Asset 2.png
Family Focused
  1. Our approach centres on making lasting, meaningful, and lifelong changes starting with the child's parents.

  2. We believe the remediation process should occur within each family's unique culture and relationships.

  1. These programs coach parents and primary caregivers on breaking down complex dynamic processes.

  2. The process involves systematically orchestrating the presentation of dynamic intelligence objectives within day-to-day interactions.

  1. Interactions are embedded in daily routines and activities.

  2. This approach aims to build memories of competence and fulfilment, increasing motivation for the child to engage in our complex world

  1. Because each family is unique, their needs differ. Therefore, we have developed a range of plans that cater to everyone.

Comprehensive Student Understanding

Ensure the plan thoroughly examines every aspect of the student's bio-psycho-social functioning relevant to the Guiding Relationship.

Highlighting Strengths

Direct the focus towards the student's development rather than perceived issues. Avoid using labels and emphasise the individual's unique strengths.

Collaborative Team Approach

Clearly outline how the Parent-Consultant team intends to engage other specialists if necessary. Additionally, strategize collaboration with influential family members and other support figures.

Tailored Support Framework

Develop a plan for three distinct types of support:

  1. Guidance during specific sessions based on assessments.

  2. Daily assistance seamlessly integrated into the student's routine, gradually reduced as progress is made.

  3. Extended support for enduring needs, with consideration for gradual reduction if appropriate.

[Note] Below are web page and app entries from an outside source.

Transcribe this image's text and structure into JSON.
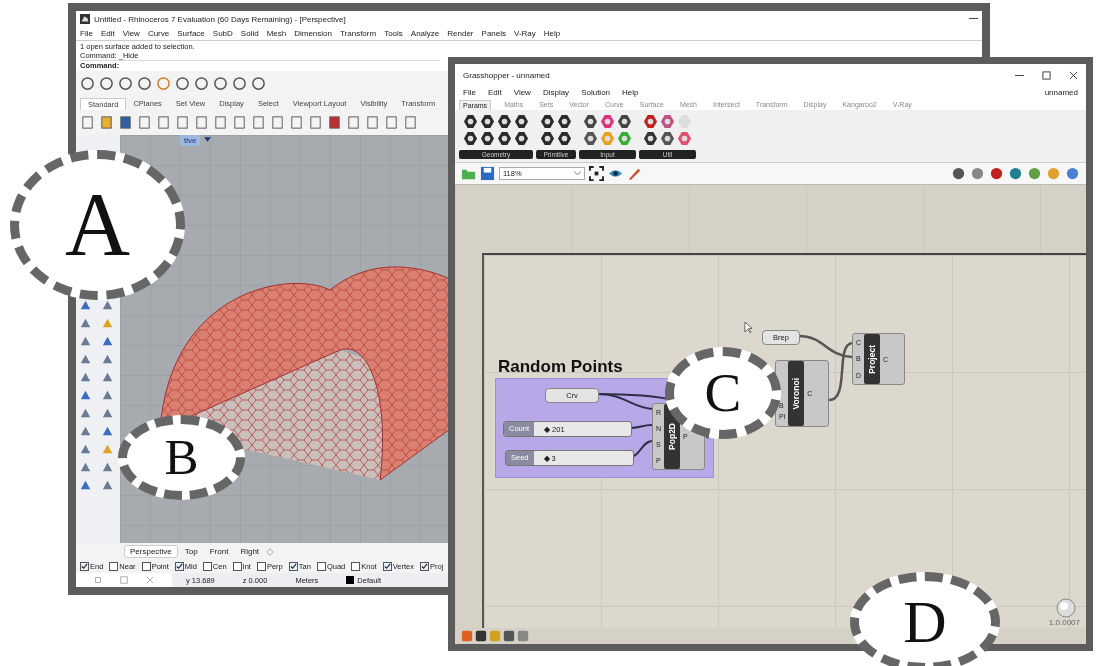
{
  "rhino": {
    "title": "Untitled - Rhinoceros 7 Evaluation (60 Days Remaining) - [Perspective]",
    "menu": [
      "File",
      "Edit",
      "View",
      "Curve",
      "Surface",
      "SubD",
      "Solid",
      "Mesh",
      "Dimension",
      "Transform",
      "Tools",
      "Analyze",
      "Render",
      "Panels",
      "V-Ray",
      "Help"
    ],
    "command_history": [
      "1 open surface added to selection.",
      "Command: _Hide"
    ],
    "command_prompt": "Command:",
    "toolbar_tabs": [
      {
        "label": "Standard",
        "selected": true
      },
      {
        "label": "CPlanes",
        "selected": false
      },
      {
        "label": "Set View",
        "selected": false
      },
      {
        "label": "Display",
        "selected": false
      },
      {
        "label": "Select",
        "selected": false
      },
      {
        "label": "Viewport Layout",
        "selected": false
      },
      {
        "label": "Visibility",
        "selected": false
      },
      {
        "label": "Transform",
        "selected": false
      }
    ],
    "viewport_label": "tive",
    "viewport_tabs": [
      {
        "label": "Perspective",
        "selected": true
      },
      {
        "label": "Top",
        "selected": false
      },
      {
        "label": "Front",
        "selected": false
      },
      {
        "label": "Right",
        "selected": false
      }
    ],
    "osnaps": [
      {
        "label": "End",
        "checked": true
      },
      {
        "label": "Near",
        "checked": false
      },
      {
        "label": "Point",
        "checked": false
      },
      {
        "label": "Mid",
        "checked": true
      },
      {
        "label": "Cen",
        "checked": false
      },
      {
        "label": "Int",
        "checked": false
      },
      {
        "label": "Perp",
        "checked": false
      },
      {
        "label": "Tan",
        "checked": true
      },
      {
        "label": "Quad",
        "checked": false
      },
      {
        "label": "Knot",
        "checked": false
      },
      {
        "label": "Vertex",
        "checked": true
      },
      {
        "label": "Proj",
        "checked": true
      }
    ],
    "status": [
      "y 13.689",
      "z 0.000",
      "Meters",
      "Default"
    ]
  },
  "grasshopper": {
    "title": "Grasshopper - unnamed",
    "document": "unnamed",
    "menu": [
      "File",
      "Edit",
      "View",
      "Display",
      "Solution",
      "Help"
    ],
    "tabs": [
      {
        "label": "Params",
        "selected": true
      },
      {
        "label": "Maths",
        "selected": false
      },
      {
        "label": "Sets",
        "selected": false
      },
      {
        "label": "Vector",
        "selected": false
      },
      {
        "label": "Curve",
        "selected": false
      },
      {
        "label": "Surface",
        "selected": false
      },
      {
        "label": "Mesh",
        "selected": false
      },
      {
        "label": "Intersect",
        "selected": false
      },
      {
        "label": "Transform",
        "selected": false
      },
      {
        "label": "Display",
        "selected": false
      },
      {
        "label": "Kangaroo2",
        "selected": false
      },
      {
        "label": "V-Ray",
        "selected": false
      }
    ],
    "ribbon_groups": [
      {
        "label": "Geometry"
      },
      {
        "label": "Primitive"
      },
      {
        "label": "Input"
      },
      {
        "label": "Util"
      }
    ],
    "zoom": "118%",
    "group": {
      "title": "Random Points"
    },
    "params": [
      {
        "label": "Crv"
      },
      {
        "label": "Brep"
      }
    ],
    "sliders": [
      {
        "label": "Count",
        "value": "◆ 201"
      },
      {
        "label": "Seed",
        "value": "◆ 3"
      }
    ],
    "components": [
      {
        "name": "Pop2D",
        "inputs": [
          "R",
          "N",
          "S",
          "P"
        ],
        "outputs": [
          "P"
        ]
      },
      {
        "name": "Voronoi",
        "inputs": [
          "B",
          "Pl"
        ],
        "outputs": [
          "C"
        ]
      },
      {
        "name": "Project",
        "inputs": [
          "C",
          "B",
          "D"
        ],
        "outputs": [
          "C"
        ]
      }
    ],
    "version": "1.0.0007"
  },
  "callouts": [
    "A",
    "B",
    "C",
    "D"
  ]
}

Obstacle Evaluation

Evaluate and report progress in recognizing and addressing obstacles. Illuminate any constraints in the current assessment and articulate ongoing needs.

Effective Prioritization

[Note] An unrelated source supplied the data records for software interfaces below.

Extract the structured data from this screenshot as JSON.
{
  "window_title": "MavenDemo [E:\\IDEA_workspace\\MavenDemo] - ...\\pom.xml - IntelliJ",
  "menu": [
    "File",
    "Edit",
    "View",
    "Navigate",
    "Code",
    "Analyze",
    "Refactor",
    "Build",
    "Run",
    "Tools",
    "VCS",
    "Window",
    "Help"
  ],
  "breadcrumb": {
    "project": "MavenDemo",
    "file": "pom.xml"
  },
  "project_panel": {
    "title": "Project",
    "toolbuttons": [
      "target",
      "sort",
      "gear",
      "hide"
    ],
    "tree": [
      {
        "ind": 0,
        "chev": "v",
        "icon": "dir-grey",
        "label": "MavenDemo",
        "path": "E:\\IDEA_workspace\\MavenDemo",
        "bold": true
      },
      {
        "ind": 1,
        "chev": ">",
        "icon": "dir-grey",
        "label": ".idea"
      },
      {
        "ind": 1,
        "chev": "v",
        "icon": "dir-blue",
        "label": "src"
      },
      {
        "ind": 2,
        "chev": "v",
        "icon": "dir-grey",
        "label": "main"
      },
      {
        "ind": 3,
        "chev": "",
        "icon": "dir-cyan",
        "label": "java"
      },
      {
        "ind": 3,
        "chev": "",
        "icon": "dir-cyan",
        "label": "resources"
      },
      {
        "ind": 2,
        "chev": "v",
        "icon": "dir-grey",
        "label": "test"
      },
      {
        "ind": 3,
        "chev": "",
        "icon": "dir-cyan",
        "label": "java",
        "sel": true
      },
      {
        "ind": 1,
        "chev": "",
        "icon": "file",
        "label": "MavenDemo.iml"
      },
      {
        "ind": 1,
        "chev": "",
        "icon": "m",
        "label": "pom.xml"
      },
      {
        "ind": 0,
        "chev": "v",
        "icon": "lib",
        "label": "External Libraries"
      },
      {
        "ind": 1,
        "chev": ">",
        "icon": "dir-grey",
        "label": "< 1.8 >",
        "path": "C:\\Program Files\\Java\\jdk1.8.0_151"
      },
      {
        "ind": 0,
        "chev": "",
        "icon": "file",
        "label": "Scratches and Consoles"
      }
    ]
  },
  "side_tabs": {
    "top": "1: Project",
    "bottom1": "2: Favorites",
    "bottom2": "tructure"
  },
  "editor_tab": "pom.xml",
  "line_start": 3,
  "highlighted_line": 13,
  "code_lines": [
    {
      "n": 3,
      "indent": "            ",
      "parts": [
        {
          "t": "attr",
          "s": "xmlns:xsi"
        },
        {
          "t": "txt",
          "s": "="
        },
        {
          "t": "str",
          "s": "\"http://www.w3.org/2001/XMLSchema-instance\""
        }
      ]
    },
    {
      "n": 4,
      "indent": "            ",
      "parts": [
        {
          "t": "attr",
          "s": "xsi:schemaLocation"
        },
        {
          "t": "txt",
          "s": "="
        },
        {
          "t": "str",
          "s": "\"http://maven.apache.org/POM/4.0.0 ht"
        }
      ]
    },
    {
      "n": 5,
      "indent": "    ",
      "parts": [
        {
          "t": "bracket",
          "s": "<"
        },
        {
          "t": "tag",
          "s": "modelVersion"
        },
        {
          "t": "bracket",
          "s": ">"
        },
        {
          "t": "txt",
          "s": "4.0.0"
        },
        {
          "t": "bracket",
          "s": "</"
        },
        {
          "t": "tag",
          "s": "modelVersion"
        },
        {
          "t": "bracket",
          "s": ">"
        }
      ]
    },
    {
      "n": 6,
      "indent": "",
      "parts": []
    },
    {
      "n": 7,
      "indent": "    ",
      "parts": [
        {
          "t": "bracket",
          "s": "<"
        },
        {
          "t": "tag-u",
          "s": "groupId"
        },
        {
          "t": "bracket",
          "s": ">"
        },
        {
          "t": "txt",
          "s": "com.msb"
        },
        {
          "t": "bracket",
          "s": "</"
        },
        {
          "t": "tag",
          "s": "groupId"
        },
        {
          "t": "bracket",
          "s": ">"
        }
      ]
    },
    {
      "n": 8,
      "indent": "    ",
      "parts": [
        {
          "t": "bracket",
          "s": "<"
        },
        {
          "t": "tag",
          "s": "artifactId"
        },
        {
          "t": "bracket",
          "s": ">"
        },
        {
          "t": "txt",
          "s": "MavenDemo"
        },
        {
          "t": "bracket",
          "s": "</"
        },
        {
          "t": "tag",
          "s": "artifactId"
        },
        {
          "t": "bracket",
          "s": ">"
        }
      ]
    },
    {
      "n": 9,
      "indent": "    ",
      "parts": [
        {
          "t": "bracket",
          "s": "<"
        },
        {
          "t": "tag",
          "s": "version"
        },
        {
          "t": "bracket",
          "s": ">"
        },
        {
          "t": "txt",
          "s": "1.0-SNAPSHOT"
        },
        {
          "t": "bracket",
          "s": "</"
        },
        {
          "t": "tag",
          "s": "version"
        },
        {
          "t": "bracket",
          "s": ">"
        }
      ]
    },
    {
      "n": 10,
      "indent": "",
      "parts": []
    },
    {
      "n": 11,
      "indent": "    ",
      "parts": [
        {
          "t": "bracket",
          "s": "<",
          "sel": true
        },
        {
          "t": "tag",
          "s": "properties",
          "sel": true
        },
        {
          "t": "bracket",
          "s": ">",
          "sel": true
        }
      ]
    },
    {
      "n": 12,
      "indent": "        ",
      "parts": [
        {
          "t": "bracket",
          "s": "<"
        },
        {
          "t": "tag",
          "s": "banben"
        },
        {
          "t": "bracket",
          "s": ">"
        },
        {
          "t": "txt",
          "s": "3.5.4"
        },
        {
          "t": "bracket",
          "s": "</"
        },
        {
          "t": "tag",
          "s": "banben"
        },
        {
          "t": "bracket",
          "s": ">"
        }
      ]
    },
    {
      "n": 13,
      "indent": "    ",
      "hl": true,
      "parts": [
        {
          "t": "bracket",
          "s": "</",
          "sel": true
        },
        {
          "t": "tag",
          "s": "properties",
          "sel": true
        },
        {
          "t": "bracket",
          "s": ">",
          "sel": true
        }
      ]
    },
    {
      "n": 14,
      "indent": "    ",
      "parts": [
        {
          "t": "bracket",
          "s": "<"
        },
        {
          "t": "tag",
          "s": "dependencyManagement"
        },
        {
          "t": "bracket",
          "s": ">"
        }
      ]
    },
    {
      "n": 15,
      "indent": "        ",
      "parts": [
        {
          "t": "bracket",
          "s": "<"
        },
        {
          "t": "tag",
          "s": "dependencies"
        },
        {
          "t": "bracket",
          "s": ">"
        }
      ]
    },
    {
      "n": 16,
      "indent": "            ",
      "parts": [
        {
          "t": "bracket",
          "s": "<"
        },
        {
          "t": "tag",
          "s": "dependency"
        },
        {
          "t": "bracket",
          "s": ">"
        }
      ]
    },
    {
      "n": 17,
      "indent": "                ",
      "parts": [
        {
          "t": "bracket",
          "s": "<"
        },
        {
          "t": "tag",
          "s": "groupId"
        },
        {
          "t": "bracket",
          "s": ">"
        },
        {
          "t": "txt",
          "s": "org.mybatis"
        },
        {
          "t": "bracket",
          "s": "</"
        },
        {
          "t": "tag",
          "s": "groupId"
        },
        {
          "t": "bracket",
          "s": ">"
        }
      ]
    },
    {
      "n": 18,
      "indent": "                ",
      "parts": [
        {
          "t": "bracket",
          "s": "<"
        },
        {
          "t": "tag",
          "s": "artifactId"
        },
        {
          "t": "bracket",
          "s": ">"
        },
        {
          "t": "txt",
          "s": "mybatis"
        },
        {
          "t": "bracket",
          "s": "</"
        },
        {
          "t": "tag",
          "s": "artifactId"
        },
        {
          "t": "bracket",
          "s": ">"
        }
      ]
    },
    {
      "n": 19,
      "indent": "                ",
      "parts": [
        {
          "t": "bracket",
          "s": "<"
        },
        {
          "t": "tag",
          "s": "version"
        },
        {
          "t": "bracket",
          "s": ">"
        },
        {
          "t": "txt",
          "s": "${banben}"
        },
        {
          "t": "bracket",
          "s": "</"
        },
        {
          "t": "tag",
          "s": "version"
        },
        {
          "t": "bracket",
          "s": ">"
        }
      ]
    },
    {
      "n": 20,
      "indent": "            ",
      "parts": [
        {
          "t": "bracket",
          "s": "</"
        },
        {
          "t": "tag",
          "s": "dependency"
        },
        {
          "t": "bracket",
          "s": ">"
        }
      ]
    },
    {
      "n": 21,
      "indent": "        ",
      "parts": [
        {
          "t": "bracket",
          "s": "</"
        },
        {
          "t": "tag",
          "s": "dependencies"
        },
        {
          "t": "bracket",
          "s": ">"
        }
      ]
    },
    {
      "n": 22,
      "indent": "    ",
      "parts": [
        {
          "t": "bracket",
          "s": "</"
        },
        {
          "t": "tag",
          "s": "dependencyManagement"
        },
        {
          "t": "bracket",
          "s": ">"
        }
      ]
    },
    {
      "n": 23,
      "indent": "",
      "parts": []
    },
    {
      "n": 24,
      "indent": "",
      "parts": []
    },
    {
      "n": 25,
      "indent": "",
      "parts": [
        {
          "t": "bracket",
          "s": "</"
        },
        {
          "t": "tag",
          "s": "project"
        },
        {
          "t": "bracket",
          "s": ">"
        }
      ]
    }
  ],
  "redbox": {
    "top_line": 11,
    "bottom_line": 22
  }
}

Concentrate efforts on areas directly linked to the current and future advancement of the program. Acknowledge that attempting to address everything might not lead to success and prioritize accordingly.

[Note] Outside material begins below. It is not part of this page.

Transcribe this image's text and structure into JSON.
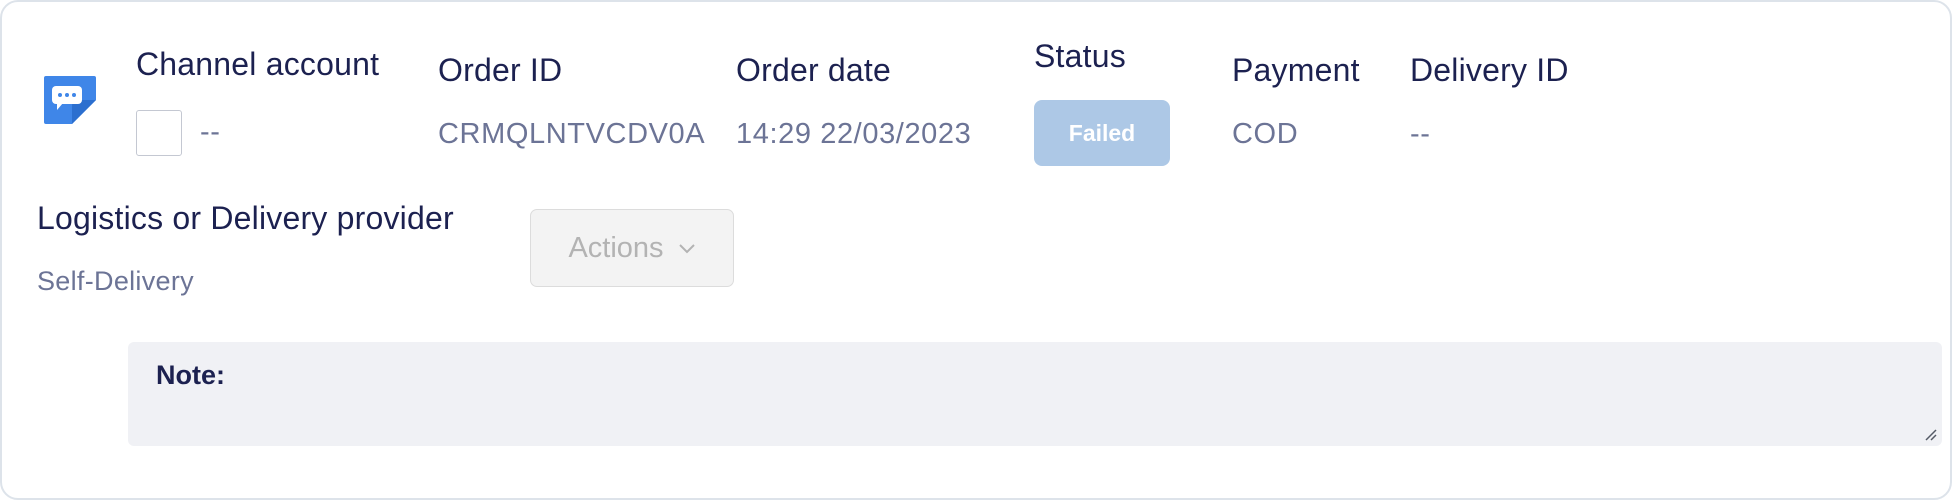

Regular Review and Adjustment

Acknowledge the dynamic nature of the factors involved. Schedule periodic meetings between consultants and parents to reassess and adjust priorities based on evolving needs

Total sessions : 50

Frequency : Every week ( excluding Diwali & Christmas Week)

Duration : 1 hour


FGP is similar to  Individual Family Plan making it cost effective as there are 4 families in a group. The sessions are held fortnightly and the parents are trained and guided to work with their child as per the child’s need. It also gives a space for parents to learn from other parents and their journey. 

This is a cost-effective plan where a total of 4 families are consulted in a group. 

Individual assessments (RDA1 & RDA2) are done individually with the respective families. Remedial plans are made and discussed in individual sessions. Later the families are taken on board for group sessions. 

Total sessions: 25

Frequency: Once in fortnight ( excluding Diwali & Christmas Week)

Duration : 1 hour


Autism support groups offer significant benefits to individuals on the spectrum and their families. Participation in these groups can assist a person with autism or their caregiver in various ways:

Support Plan Highlights
  • Connectivity: Helping families dealing with autism connect and share strategies.

  • Expert Advice: Providing professional guidance and a judgement-free space for venting.

Preventing Depression

Supportive Community: Building a community to prevent isolation and depression.

Tailored Assistance

Personalised Support: Connecting families on similar journeys for specific help.

Adapting to Needs

Dynamic Adjustments: Addressing changing needs and immediate concerns.

Empowerment Approach

Mutual Support: Encouraging families to be strong pillars for each other through mutual empowerment.

Number of Family: 6

Frequency : once a month

Duration : 1 hour

Along with the support of other parents, the consultant will guide the group each session so that parents learn and  feel confident, adequate and equipped to work with their child and make deeper connections. 

bottom of page